Great Baseball Moments:- Roger Maris Breaks Babe Ruth’s Single Season Home Run Record- October 1, 1961. Breaking records either career or single season records- or reaching landmarks like 3000 hits or 300 wins are usually great and enjoyable events not only for the player but for fans alike. Roger Maris’s challenge of Babe Ruth’s record was anything but enjoyable for Roger Maris. He would say years later that he wished he had never broken the record. In the summer of 1961 [ it should be noted an expansion year with the Los Angeles Angels and Washington Senators added to the league plus it was now a 162 game schedule instead of 154] Maris and his celebrated teammate Mickey Mantle both made an assault on Ruth’s Record- the most cherished record on sports- 60 home runs in a season which Ruth accomplished in 1927. The record had been challenged in the past a few times but it still stood. Mantle was the fan favorite of course- one of the all time greats. If the record had to be broken- and a lot of fans and baseball people didn’t want it to ever be broken- let it be Mantle. Maris was a very good player- he had bloomed into a star when he came to the Yankees in a trade in 1960 when he won the AL MVP Award- but he didn’t have the appeal of Mantle. This was seen as kind of a fluke- Mantle was the home run hitter. In his career Maris would only hit 30 or more home runs three times. Maris was the outsider- he wasn’t a ‘true Yankee’- the press was rooting for Mantle over Maris. Maris wasn’t the most press friendly of personalities- he was liked by his teammates but the press liked to paint him as the ‘bad guy.’

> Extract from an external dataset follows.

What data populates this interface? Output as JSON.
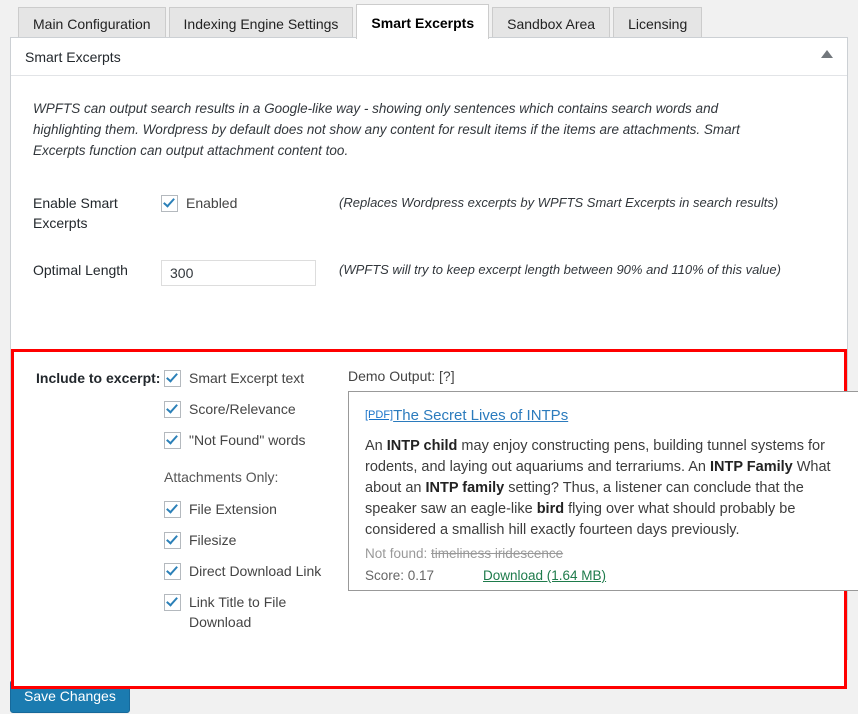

In September Mantle dropped out of the home run race- he was unexpectedly hospitalized by an abscessed hip he got from a flu shot- and would end up with 54 home runs. Maris kept going. He had 59 home runs at the 154 mark. Since that was the number of games played in a season in Ruth’s day- Commissioner Ford Frick [ a Ruth flunky] had said earlier if anyone broke the record and it wasn’t done in 154- there would be an asterisk beside the record [ in the records there never was .] After Maris hit #59 – he went 23 at bats with just 4 hits-one was a home run tying him with Ruth but time was running out. Maris was a nervous wreck- he was even losing hair.
In Game 159 against the Baltimore Orioles and pitcher Jack Fisher- the weight was lifted off of Maris’s shoulders when he finally connected- #61. Roger Maris’s record would last longer than Ruth’s record had. Maris died of cancer in 1985 at the young age of 51. His record would be broken in 1998 by Mark McGwire.
Note-Roger Maris seems to have been a very misunderstood guy- since he didn’t like the limelight- and didn’t enjoy playing in New York- the press at painted him as the bad guy. From all I have read he seems to have been well liked by his teammates and baseball people. One of his best friends was Whitey Herzog- a player- and Hall of Fame manager. In his excellent autobiography- Herzog writes on how Maris-spent the winter of ’61-’62 after breaking Ruth’s Record. Herzog was building his family a house. Every morning Maris would show up at the work site with his lunch pail and worked with Herzog and the others on building the house. Herzog and Maris remained close friends until the end and Herzog was a pallbearer at Maris’ funeral.
You would think they would have been happy they had a Yankee to hit the mark. That asterisk talk was just a slap in Maris’s face.
I think the press played a big part in all the negativity towards Maris. Maris wasn’t good copy. They even tried to build up this Mantle-Maris feud. Maris clearly one of those players who didn’t enjoy playing in NYC.
I can’t blame him either….yea this does sound like the press’s doing.